My hope, and this has happened for me as I’ve worked it Within3, my hope is that we take that idea of disruption and maybe change our perspective a little bit about it, because this disruption really is, is the world changing and, and allowing for progress, which to me is really exciting that it’s coming into our field and that it is allowing us to do things faster than we’ve ever done before. So to do this, we will need to partner with each other to make sure that the technology being applied is the most powerful and actionable that it can be. But I could say, you know, imagine having the ability to collect, analyze, and insight, analyze insights closer to the speed they’re generated. It is possible. And I hope I’ve left you with this idea that this is possible today.
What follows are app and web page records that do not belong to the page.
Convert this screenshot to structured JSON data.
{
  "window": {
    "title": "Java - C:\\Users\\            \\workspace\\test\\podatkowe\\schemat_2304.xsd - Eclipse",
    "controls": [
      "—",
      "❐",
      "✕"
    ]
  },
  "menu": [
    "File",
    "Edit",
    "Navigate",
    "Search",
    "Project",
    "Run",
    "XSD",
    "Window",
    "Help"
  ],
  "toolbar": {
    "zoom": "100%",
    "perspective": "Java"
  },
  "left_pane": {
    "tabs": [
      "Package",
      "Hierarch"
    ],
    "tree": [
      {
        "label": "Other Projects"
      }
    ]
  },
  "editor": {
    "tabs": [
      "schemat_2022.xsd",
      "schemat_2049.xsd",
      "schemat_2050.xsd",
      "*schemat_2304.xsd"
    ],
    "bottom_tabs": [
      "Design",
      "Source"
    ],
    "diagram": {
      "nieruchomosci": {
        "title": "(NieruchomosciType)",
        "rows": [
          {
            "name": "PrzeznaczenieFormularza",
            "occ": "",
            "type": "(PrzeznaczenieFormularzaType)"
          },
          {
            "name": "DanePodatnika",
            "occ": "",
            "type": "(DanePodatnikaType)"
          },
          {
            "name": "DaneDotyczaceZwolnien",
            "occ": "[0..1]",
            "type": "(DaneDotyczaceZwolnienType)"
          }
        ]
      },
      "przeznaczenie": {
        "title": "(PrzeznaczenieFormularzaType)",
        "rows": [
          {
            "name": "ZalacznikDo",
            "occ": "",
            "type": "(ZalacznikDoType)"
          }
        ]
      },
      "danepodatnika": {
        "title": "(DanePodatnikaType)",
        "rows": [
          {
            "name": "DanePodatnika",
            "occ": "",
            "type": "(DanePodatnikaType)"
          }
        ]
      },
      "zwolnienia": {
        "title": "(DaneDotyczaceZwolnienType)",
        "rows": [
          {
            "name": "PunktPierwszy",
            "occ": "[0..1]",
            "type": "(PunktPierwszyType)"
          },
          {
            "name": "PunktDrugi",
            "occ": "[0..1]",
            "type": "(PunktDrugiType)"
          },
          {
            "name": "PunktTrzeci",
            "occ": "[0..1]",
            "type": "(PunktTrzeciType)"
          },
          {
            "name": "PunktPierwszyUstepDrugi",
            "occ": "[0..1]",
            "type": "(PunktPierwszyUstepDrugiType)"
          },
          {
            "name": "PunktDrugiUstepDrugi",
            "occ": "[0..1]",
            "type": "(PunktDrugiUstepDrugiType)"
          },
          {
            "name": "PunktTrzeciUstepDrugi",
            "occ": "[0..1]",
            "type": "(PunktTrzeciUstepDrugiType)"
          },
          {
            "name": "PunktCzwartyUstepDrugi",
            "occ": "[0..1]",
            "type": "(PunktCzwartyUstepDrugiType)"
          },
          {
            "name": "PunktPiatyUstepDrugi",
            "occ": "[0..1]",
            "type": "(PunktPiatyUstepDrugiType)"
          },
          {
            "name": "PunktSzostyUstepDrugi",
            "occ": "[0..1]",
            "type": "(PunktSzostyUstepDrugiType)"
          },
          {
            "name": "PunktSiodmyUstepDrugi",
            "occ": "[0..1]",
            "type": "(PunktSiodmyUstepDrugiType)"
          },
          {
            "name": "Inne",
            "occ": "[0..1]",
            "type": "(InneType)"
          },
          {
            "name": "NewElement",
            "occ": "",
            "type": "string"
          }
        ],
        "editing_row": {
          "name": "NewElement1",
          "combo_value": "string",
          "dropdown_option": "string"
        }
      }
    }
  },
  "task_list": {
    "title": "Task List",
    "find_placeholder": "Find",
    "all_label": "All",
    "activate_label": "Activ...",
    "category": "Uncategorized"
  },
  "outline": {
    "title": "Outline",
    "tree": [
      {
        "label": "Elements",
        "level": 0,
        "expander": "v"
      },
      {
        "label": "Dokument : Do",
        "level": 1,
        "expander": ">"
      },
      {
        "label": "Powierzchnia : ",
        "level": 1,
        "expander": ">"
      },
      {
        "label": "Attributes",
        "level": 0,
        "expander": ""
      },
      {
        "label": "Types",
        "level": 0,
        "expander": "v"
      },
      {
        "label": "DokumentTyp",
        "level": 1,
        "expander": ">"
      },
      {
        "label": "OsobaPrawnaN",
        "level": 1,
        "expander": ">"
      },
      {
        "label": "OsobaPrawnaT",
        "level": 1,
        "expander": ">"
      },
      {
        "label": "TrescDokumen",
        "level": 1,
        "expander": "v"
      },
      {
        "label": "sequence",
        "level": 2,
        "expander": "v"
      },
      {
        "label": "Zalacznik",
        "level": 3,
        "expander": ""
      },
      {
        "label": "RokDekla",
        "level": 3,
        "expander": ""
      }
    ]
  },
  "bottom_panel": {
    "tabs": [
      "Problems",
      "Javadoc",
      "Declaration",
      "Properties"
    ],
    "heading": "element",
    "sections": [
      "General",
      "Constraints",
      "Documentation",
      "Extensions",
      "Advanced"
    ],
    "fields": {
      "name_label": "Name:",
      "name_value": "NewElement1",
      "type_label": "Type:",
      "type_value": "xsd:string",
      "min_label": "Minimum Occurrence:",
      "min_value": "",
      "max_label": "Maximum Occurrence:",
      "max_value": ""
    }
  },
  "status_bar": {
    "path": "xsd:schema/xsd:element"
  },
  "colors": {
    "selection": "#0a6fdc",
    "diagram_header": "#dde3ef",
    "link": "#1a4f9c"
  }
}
A lot of the things that I heard yesterday in the training session and the workshops and the morning sessions were, we need to find insights.
We need to pull them in and we need to, to understand and collect them together so we can, you know, build better strategies that are more effective. It’s happening today, but it does take a little bit of, you know, perhaps a disruption into the way you’re thinking or the way you’re working to make sure that the tool is usable and actionable. We’ve learned this from our customers and this is why, you know, our products even exist because we were hearing that there are disparate systems, there’s silos, there’s information being pulled up, but not totally understood or integrated. It is possible to get solutions that integrate all of that information together so that you can have the full big picture from your field conversations, your medical congresses, you know, patient feedback, physician feedback, and pulling that all together so you can have one big view into what’s happening.
All of that so that you can reduce your risk, work more operationally efficiently, build better relationships, and potentially have more diverse and inclusivity, of diverse difference, diversity and inclusivity within your groups. And then of course, all of this po , focus on the patient, which is why we’re all here. So this is truly the end goal. This is why we allow for the disruption and why we kind of take it with a grain of salt. Make sure that our teams are upgraded and able to handle and be trained on these types of information that are coming in. So driving better, smarter, faster decisions is the goal. We hope to perhaps partner with some of you to do so. So you can talk to our colleagues at the booth, but we just hope that we’ve been able to change your perspective about some of these technology solutions that are out there. And happy to give you more information, as we move into lunch. So right on the dot. Thank you.